Neuroscientists at Queensland Brain Institute have created, for the first time, a detailed outline of the brain structure and neuronal network of the cuttlefish.

Findings of their research was published in the iScience journal.

Since the current understanding of the cuttlefish’s brain has been based on just the nocturnal European common cuttlefish species, the research team wanted to expand the research to include selected cuttlefish that are active during the day, and to compare with other species from the Mediterranean and Indo-Pacific regions.

By using gross anatomy and MRI, the researchers tracked the changes in the visual and learning brain regions of different cuttlefish species to construct a connectivity of the brain.


“What we discovered was the neuronal network which involved chemosensory function and body patterning control, which enables the cuttlefish to use in foraging and its camouflage,” said lead author Dr Wen-Sung Chung, from QBI’s Marshall Lab.

They also discovered that the brain adaptions depended on the requirements of their life regarding ecology and habitats.

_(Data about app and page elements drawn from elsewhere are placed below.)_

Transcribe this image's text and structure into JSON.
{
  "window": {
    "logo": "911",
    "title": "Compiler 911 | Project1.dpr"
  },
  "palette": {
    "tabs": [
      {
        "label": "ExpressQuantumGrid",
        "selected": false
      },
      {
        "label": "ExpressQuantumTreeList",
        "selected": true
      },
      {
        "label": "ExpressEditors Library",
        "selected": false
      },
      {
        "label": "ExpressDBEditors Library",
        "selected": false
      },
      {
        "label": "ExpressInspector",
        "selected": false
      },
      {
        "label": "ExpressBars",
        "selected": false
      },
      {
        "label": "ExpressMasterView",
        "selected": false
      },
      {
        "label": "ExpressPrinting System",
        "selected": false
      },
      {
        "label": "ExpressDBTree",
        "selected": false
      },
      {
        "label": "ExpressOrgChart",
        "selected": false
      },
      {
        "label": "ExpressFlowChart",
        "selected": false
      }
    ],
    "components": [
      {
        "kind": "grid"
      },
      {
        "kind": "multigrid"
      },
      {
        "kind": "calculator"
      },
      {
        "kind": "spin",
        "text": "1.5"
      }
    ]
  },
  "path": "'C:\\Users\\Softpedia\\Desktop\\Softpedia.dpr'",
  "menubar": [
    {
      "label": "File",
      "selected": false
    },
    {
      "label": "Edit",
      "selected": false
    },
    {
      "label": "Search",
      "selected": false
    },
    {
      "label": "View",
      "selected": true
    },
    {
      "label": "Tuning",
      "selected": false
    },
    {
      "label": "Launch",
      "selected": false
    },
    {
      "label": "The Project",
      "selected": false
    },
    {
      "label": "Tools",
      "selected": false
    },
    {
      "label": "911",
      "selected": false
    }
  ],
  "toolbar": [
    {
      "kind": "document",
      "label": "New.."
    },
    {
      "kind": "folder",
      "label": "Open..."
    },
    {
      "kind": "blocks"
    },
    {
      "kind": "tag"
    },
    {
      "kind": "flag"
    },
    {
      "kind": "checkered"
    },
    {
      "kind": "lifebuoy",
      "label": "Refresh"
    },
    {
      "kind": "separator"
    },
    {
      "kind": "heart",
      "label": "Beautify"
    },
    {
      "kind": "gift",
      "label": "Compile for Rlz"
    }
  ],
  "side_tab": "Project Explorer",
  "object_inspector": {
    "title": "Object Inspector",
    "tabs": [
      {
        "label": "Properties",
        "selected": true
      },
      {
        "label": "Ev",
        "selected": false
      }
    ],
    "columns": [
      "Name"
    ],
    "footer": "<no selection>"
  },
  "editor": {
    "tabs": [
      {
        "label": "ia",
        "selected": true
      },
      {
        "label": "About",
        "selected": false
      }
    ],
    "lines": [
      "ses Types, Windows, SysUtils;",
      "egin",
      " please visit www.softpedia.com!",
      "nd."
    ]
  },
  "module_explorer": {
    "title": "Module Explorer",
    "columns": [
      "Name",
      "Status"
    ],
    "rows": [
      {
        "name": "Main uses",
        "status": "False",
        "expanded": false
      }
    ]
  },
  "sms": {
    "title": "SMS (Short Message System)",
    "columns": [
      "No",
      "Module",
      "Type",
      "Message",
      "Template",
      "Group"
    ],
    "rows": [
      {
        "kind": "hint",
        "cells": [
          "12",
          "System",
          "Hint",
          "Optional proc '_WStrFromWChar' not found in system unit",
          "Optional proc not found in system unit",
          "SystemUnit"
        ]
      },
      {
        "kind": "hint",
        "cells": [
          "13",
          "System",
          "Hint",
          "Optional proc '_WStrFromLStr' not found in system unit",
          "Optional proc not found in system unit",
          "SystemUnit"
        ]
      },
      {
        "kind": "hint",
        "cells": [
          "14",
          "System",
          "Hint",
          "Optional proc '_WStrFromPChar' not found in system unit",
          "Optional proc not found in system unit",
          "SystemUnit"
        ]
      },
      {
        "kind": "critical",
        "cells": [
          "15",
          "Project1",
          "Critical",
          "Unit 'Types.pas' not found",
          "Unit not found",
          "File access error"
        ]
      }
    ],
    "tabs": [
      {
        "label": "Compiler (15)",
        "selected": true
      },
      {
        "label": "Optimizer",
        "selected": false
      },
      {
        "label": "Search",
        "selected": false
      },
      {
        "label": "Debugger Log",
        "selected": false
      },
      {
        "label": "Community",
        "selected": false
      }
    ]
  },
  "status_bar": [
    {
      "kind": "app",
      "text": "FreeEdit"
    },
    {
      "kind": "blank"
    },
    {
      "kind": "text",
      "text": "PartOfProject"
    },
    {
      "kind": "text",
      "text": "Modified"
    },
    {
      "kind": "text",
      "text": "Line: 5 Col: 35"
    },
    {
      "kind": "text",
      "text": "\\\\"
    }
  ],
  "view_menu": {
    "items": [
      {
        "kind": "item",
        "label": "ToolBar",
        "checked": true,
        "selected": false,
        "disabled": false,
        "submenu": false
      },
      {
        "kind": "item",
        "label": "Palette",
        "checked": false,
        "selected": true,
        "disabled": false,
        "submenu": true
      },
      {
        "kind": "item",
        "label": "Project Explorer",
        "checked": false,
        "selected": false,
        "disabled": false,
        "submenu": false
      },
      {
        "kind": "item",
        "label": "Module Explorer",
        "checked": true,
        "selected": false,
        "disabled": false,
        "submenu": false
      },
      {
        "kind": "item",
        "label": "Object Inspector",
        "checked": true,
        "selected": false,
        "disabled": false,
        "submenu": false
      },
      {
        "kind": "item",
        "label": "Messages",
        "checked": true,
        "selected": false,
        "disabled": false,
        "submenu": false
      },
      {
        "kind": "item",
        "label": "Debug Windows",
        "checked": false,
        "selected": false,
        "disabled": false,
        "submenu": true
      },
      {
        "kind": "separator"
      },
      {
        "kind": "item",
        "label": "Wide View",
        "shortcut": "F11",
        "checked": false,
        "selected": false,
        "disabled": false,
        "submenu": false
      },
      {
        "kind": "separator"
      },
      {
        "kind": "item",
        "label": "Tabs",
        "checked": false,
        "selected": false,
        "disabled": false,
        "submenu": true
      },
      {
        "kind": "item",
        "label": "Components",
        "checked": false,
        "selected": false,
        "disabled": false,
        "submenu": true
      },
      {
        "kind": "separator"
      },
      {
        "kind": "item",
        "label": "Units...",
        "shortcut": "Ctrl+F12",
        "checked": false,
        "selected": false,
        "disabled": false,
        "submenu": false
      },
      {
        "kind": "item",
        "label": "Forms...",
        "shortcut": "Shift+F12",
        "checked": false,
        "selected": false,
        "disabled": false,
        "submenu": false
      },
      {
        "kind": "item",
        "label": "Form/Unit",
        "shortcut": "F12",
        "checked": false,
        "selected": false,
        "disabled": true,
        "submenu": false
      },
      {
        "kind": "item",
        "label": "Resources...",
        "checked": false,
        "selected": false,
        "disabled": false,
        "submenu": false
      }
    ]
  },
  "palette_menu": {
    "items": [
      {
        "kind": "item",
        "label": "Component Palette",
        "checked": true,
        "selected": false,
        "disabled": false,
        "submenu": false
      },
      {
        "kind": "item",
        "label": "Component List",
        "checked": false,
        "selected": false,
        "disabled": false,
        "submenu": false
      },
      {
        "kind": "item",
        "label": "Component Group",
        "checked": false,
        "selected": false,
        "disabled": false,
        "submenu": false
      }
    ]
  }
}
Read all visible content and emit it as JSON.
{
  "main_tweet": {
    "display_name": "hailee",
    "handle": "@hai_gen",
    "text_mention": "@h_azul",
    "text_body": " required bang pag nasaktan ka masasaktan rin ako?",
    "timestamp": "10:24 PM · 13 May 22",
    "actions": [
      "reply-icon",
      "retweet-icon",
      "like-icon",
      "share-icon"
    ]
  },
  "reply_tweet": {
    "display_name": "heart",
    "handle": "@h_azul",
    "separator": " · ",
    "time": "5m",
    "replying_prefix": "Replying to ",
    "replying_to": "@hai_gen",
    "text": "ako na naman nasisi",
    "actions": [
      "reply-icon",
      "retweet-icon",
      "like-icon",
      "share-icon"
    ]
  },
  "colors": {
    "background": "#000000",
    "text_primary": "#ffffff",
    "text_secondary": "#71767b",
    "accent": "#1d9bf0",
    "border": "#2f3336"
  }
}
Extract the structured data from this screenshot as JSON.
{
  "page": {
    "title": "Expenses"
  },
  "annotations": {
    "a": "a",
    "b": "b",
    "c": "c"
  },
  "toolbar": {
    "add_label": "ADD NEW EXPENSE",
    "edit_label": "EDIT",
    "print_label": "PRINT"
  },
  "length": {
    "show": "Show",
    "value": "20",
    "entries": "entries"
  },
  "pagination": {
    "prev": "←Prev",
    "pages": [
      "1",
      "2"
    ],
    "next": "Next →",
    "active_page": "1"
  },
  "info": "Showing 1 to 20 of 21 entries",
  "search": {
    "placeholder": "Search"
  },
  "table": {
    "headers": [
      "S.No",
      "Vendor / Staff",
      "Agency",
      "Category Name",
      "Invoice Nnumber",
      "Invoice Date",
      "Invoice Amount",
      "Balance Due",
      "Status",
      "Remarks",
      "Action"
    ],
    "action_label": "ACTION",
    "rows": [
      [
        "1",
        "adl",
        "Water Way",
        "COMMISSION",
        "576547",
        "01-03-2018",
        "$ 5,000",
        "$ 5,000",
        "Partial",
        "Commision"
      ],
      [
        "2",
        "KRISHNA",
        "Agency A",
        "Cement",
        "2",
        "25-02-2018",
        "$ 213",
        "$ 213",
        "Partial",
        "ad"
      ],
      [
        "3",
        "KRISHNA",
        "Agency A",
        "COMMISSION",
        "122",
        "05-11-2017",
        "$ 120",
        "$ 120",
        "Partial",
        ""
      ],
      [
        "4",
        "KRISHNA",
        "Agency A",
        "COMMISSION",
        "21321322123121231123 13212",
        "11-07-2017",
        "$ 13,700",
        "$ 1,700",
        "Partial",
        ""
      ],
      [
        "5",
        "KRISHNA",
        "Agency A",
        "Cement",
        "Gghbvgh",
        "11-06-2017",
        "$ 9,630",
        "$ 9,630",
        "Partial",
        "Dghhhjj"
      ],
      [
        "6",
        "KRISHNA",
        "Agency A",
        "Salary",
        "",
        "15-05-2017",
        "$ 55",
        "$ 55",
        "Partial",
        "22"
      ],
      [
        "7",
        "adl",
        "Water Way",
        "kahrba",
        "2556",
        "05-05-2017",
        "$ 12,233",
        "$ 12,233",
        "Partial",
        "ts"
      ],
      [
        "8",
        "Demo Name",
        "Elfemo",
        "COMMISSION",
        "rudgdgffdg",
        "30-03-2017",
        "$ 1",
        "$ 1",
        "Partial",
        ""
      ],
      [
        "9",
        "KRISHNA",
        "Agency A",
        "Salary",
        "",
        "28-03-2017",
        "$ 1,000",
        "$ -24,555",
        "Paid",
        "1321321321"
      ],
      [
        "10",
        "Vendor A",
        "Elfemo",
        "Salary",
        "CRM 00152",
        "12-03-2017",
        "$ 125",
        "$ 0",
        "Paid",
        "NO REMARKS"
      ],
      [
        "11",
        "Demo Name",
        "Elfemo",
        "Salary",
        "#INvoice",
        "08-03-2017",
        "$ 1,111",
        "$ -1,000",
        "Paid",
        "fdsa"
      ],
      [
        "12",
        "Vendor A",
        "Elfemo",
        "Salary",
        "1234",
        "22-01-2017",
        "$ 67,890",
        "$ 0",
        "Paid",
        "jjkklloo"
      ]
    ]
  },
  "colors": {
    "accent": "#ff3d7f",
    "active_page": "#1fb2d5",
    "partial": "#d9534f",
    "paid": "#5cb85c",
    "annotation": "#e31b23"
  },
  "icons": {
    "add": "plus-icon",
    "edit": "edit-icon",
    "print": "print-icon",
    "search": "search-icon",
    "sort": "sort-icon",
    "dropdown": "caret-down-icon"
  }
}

According to Dr Chung, “this research adds to our growing understanding of the cuttlefish brain along with our recent discoveries in the brains of octopus and squid.” He added that the brain structures might be msed to investigate the evolutionary history of cephalopods.